Our evolutionary perspective also has inspired a different approach to cancer therapy, one that we have successfully tested in small clinical trials. Doctors dump a lot of chemotherapy drugs on a cancer in an effort to kill every last trace of the threat, and at first this often looks like it works. The tumor shrinks or goes away. But then it comes back and is resistant to the drugs that once killed these cells, akin to crop-destroying insects that evolve resistance to pesticides. In a clinical trial with prostate cancer patients, one of us (Gatenby) tried an alternative to the scorched-earth approach, applying only enough chemo to keep the tumor tiny without killing it entirely. The goal was to maintain a small population of vulnerable chemosensitive cells. That population did well enough to prevent cells with an unwanted new trait—chemoresistance—from taking over. In a group of patients in which tumors usually start growing uncontrollably after 13 months, this regimen has kept tumors under control for 34 months on average—with less than half the standard drug dose.

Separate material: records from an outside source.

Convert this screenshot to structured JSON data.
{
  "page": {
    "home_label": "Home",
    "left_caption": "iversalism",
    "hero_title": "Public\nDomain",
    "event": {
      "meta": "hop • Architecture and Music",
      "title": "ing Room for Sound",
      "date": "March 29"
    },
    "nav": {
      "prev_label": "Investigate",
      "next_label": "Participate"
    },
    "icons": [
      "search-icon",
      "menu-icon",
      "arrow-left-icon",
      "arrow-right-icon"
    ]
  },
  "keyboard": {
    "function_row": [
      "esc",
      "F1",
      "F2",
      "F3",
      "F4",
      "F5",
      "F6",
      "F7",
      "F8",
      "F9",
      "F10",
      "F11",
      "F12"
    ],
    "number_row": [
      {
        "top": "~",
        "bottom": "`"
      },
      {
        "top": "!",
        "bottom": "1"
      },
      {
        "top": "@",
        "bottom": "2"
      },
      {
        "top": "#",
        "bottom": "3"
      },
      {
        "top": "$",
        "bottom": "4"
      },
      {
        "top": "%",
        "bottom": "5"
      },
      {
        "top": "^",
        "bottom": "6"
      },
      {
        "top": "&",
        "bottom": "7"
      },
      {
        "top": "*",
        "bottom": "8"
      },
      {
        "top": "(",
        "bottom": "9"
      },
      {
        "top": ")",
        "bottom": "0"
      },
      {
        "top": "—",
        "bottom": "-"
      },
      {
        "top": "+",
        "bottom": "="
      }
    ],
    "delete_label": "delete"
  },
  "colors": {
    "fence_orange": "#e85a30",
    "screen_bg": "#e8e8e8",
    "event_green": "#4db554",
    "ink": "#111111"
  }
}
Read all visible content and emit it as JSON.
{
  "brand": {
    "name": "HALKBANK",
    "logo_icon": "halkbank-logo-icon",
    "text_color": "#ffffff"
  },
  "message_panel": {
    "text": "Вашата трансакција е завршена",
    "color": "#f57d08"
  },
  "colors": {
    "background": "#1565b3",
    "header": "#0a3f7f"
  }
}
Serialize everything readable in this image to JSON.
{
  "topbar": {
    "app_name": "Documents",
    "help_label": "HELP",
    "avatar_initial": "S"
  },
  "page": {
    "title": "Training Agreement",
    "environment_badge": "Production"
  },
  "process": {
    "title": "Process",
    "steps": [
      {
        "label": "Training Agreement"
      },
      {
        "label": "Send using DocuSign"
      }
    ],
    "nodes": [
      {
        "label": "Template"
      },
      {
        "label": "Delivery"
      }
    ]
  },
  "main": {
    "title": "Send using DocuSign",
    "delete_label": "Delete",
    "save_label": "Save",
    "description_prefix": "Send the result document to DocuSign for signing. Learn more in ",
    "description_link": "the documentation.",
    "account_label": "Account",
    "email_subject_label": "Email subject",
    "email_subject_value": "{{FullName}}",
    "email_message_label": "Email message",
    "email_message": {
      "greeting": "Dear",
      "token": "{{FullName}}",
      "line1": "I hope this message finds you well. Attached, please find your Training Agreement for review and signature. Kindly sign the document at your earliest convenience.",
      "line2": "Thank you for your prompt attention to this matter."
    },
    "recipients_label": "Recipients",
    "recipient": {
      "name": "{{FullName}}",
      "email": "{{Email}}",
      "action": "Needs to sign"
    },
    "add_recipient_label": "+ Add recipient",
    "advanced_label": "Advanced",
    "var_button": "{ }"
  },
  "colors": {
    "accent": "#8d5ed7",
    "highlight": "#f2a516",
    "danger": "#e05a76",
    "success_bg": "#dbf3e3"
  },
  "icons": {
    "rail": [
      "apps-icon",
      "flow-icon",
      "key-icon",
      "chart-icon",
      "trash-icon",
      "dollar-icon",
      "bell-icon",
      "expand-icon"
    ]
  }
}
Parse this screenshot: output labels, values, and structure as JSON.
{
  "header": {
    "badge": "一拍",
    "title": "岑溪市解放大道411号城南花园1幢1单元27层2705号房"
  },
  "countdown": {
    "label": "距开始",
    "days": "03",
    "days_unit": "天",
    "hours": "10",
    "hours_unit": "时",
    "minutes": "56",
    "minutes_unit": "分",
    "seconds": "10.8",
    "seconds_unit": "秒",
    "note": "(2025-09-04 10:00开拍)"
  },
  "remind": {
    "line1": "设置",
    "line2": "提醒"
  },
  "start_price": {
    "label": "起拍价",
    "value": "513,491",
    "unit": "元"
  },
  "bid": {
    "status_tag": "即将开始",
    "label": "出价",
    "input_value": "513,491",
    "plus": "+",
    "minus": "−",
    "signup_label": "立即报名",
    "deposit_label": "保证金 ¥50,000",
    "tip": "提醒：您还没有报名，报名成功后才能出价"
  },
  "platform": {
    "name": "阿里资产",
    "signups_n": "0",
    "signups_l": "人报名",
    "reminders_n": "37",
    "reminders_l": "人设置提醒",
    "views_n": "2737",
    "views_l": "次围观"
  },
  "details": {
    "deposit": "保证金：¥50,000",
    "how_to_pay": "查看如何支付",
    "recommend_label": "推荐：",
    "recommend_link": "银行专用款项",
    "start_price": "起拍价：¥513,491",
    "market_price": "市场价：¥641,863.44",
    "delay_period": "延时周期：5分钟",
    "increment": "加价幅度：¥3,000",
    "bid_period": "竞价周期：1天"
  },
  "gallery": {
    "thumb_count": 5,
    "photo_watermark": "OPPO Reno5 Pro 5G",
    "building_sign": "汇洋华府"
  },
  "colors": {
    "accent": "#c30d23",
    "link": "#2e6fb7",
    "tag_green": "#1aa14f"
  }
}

The results of our prevention and therapeutic strategies may point to a way to ward off cancer before it becomes a danger to life and limb and to save many patients for whom a regimen of giant, toxic drug doses has failed.
WHY DO WE GET CANCER?
If you asked almost any doctor or cancer researcher, “Why is aging, smoking or radiation exposure associated with cancer?” you would probably get a short answer: “These things cause mutations.” This assessment is partly true. Exposure to cigarette smoke or radiation does cause mutations in our DNA, and mutations do accumulate in our cells throughout life. The mutations can provide cells with new properties, such as hyperactive growth signals for cell divisions, reduced death rates or even an increased ability to invade surrounding tissue.
Yet this simple explanation, focused on changes within cells, overlooks the fact that a major driver of evolutionary change in any single cell—or in entire collections of them, such as human beings—is outside, in the cell’s environment.
We know that the evolution of species on the earth has been highly dependent on environmental perturbations, including dramatic changes to landmasses, the gases in the air and water, and ambient temperature. These changes led to selection for new adaptive features in organisms, producing amazing diversity. As Darwin wrote in On the Origin of Speciesin 1859, “Owing to this struggle for life, any variation, however slight and from whatever cause proceeding, if it be in any degree profitable to an individual of any species, in its infinitely complex relations to other organic beings and to external nature, will tend to the preservation of that individual, and will generally be inherited by its offspring” (emphasis added). Darwin proposed that competition for limited resources would drive selection for individuals with traits that were best adapted to the environment. And when environments changed, so would these pressures, selecting for new traits that were better tuned to the new surroundings.
Similar Darwinian dynamics should apply to the evolution of cancers in our body. Even though we trained as a molecular biologist (DeGregori) and a physician (Gatenby), evolution and ecology have always fascinated both of us. Our extensive reading in these areas, while initially driven by what we thought was curiosity unrelated to our day jobs, revealed unappreciated parallels between the driving forces of evolution and our observations of cancer development and cancer patients’ responses to therapy.